◆ **EXERCISE REQUIREMENTS**: Every record is to be duplicated exactly as it reads, without its images.

[Interface dataset entries]

* * * * *

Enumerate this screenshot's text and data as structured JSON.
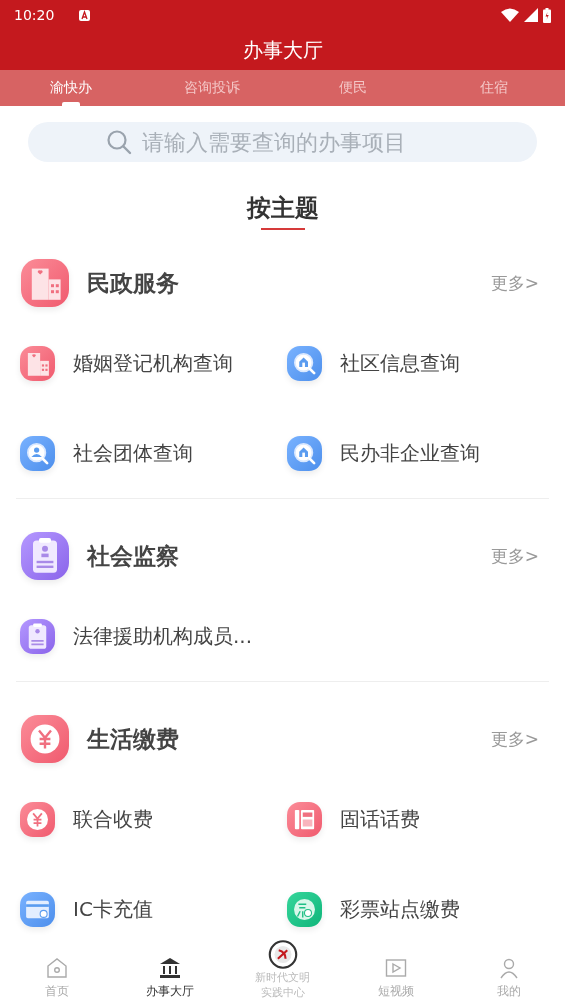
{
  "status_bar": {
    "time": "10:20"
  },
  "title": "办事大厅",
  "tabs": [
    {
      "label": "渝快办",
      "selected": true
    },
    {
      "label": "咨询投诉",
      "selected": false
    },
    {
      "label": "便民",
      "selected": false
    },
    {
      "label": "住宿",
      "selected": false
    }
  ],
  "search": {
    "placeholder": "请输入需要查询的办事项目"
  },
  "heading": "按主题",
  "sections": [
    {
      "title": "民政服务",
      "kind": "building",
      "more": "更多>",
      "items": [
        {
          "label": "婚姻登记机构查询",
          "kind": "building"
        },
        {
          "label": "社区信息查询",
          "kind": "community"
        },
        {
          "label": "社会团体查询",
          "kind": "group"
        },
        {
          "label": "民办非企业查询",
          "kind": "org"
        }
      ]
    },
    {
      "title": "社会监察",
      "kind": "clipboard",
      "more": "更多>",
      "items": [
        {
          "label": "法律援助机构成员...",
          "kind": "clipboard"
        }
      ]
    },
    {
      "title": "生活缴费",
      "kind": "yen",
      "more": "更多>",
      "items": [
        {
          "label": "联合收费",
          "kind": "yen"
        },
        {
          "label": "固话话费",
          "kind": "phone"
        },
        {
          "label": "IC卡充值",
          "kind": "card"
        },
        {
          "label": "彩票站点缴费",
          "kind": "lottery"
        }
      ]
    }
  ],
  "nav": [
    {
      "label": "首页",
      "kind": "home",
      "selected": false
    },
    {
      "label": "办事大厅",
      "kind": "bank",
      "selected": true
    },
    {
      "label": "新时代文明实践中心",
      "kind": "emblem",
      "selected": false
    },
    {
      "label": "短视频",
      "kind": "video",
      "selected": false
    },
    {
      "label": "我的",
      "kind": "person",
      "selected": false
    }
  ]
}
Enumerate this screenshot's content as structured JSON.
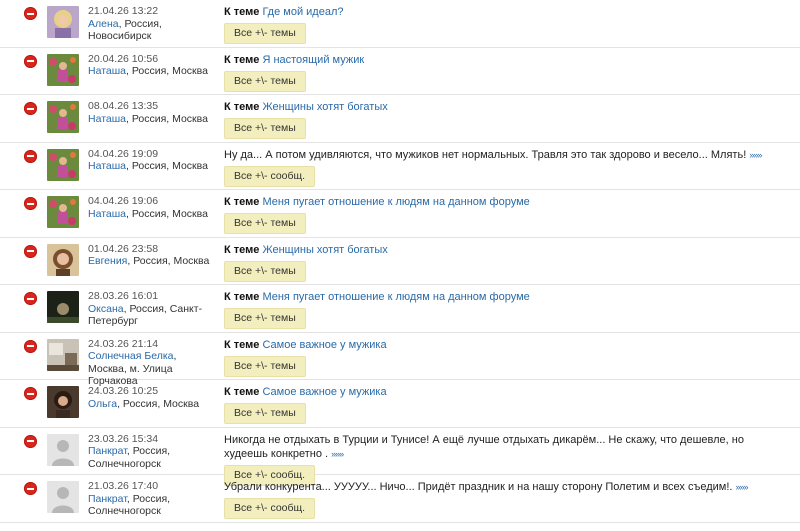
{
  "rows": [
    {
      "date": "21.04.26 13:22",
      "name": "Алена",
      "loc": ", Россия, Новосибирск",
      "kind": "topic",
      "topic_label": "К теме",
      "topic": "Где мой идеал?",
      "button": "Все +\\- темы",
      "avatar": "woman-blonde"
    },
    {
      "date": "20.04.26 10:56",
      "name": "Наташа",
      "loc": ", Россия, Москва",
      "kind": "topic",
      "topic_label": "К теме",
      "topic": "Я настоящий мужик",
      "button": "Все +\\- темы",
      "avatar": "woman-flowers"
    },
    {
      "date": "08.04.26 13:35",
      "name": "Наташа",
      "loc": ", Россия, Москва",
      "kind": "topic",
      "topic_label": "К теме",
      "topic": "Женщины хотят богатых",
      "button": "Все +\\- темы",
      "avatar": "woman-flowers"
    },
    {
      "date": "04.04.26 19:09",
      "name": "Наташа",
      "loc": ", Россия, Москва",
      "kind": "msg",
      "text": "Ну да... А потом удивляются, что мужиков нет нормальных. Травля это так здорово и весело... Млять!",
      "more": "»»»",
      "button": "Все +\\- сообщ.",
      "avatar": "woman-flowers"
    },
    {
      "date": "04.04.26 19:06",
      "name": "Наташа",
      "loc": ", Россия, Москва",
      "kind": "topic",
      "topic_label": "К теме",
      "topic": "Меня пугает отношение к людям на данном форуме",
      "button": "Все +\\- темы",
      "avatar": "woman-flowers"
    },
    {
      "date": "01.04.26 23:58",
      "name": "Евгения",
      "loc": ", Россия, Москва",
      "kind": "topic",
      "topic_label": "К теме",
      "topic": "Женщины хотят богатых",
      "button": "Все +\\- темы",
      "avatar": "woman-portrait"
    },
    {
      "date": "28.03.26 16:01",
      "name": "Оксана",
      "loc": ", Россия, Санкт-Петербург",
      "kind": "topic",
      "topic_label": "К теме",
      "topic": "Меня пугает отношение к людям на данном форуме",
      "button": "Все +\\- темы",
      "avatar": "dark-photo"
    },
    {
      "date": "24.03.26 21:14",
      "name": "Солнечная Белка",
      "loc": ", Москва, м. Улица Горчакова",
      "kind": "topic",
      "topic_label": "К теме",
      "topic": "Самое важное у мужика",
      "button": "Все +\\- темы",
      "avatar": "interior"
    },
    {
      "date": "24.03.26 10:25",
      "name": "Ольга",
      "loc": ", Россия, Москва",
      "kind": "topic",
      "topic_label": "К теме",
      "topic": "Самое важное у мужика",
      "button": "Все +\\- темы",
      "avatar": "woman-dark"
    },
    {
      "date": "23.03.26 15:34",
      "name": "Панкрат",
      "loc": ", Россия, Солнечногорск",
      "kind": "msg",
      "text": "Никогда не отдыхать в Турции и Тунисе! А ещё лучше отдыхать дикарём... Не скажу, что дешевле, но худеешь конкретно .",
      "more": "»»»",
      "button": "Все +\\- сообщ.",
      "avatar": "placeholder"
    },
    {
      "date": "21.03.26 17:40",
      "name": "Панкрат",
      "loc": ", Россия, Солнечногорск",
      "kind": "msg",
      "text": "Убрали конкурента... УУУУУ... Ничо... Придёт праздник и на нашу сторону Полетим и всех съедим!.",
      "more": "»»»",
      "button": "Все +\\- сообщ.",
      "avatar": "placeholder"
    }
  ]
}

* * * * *

◆ **ANSWER TO THE PROBLEM**:
Enumerate this screenshot's text and data as structured JSON.
{
  "status_bar": {
    "time": "10:20"
  },
  "title": "办事大厅",
  "tabs": [
    {
      "label": "渝快办",
      "selected": true
    },
    {
      "label": "咨询投诉",
      "selected": false
    },
    {
      "label": "便民",
      "selected": false
    },
    {
      "label": "住宿",
      "selected": false
    }
  ],
  "search": {
    "placeholder": "请输入需要查询的办事项目"
  },
  "heading": "按主题",
  "sections": [
    {
      "title": "民政服务",
      "kind": "building",
      "more": "更多>",
      "items": [
        {
          "label": "婚姻登记机构查询",
          "kind": "building"
        },
        {
          "label": "社区信息查询",
          "kind": "community"
        },
        {
          "label": "社会团体查询",
          "kind": "group"
        },
        {
          "label": "民办非企业查询",
          "kind": "org"
        }
      ]
    },
    {
      "title": "社会监察",
      "kind": "clipboard",
      "more": "更多>",
      "items": [
        {
          "label": "法律援助机构成员...",
          "kind": "clipboard"
        }
      ]
    },
    {
      "title": "生活缴费",
      "kind": "yen",
      "more": "更多>",
      "items": [
        {
          "label": "联合收费",
          "kind": "yen"
        },
        {
          "label": "固话话费",
          "kind": "phone"
        },
        {
          "label": "IC卡充值",
          "kind": "card"
        },
        {
          "label": "彩票站点缴费",
          "kind": "lottery"
        }
      ]
    }
  ],
  "nav": [
    {
      "label": "首页",
      "kind": "home",
      "selected": false
    },
    {
      "label": "办事大厅",
      "kind": "bank",
      "selected": true
    },
    {
      "label": "新时代文明实践中心",
      "kind": "emblem",
      "selected": false
    },
    {
      "label": "短视频",
      "kind": "video",
      "selected": false
    },
    {
      "label": "我的",
      "kind": "person",
      "selected": false
    }
  ]
}
Enumerate this screenshot's content as structured JSON.
{
  "rows": [
    {
      "date": "21.04.26 13:22",
      "name": "Алена",
      "loc": ", Россия, Новосибирск",
      "kind": "topic",
      "topic_label": "К теме",
      "topic": "Где мой идеал?",
      "button": "Все +\\- темы",
      "avatar": "woman-blonde"
    },
    {
      "date": "20.04.26 10:56",
      "name": "Наташа",
      "loc": ", Россия, Москва",
      "kind": "topic",
      "topic_label": "К теме",
      "topic": "Я настоящий мужик",
      "button": "Все +\\- темы",
      "avatar": "woman-flowers"
    },
    {
      "date": "08.04.26 13:35",
      "name": "Наташа",
      "loc": ", Россия, Москва",
      "kind": "topic",
      "topic_label": "К теме",
      "topic": "Женщины хотят богатых",
      "button": "Все +\\- темы",
      "avatar": "woman-flowers"
    },
    {
      "date": "04.04.26 19:09",
      "name": "Наташа",
      "loc": ", Россия, Москва",
      "kind": "msg",
      "text": "Ну да... А потом удивляются, что мужиков нет нормальных. Травля это так здорово и весело... Млять!",
      "more": "»»»",
      "button": "Все +\\- сообщ.",
      "avatar": "woman-flowers"
    },
    {
      "date": "04.04.26 19:06",
      "name": "Наташа",
      "loc": ", Россия, Москва",
      "kind": "topic",
      "topic_label": "К теме",
      "topic": "Меня пугает отношение к людям на данном форуме",
      "button": "Все +\\- темы",
      "avatar": "woman-flowers"
    },
    {
      "date": "01.04.26 23:58",
      "name": "Евгения",
      "loc": ", Россия, Москва",
      "kind": "topic",
      "topic_label": "К теме",
      "topic": "Женщины хотят богатых",
      "button": "Все +\\- темы",
      "avatar": "woman-portrait"
    },
    {
      "date": "28.03.26 16:01",
      "name": "Оксана",
      "loc": ", Россия, Санкт-Петербург",
      "kind": "topic",
      "topic_label": "К теме",
      "topic": "Меня пугает отношение к людям на данном форуме",
      "button": "Все +\\- темы",
      "avatar": "dark-photo"
    },
    {
      "date": "24.03.26 21:14",
      "name": "Солнечная Белка",
      "loc": ", Москва, м. Улица Горчакова",
      "kind": "topic",
      "topic_label": "К теме",
      "topic": "Самое важное у мужика",
      "button": "Все +\\- темы",
      "avatar": "interior"
    },
    {
      "date": "24.03.26 10:25",
      "name": "Ольга",
      "loc": ", Россия, Москва",
      "kind": "topic",
      "topic_label": "К теме",
      "topic": "Самое важное у мужика",
      "button": "Все +\\- темы",
      "avatar": "woman-dark"
    },
    {
      "date": "23.03.26 15:34",
      "name": "Панкрат",
      "loc": ", Россия, Солнечногорск",
      "kind": "msg",
      "text": "Никогда не отдыхать в Турции и Тунисе! А ещё лучше отдыхать дикарём... Не скажу, что дешевле, но худеешь конкретно .",
      "more": "»»»",
      "button": "Все +\\- сообщ.",
      "avatar": "placeholder"
    },
    {
      "date": "21.03.26 17:40",
      "name": "Панкрат",
      "loc": ", Россия, Солнечногорск",
      "kind": "msg",
      "text": "Убрали конкурента... УУУУУ... Ничо... Придёт праздник и на нашу сторону Полетим и всех съедим!.",
      "more": "»»»",
      "button": "Все +\\- сообщ.",
      "avatar": "placeholder"
    }
  ]
}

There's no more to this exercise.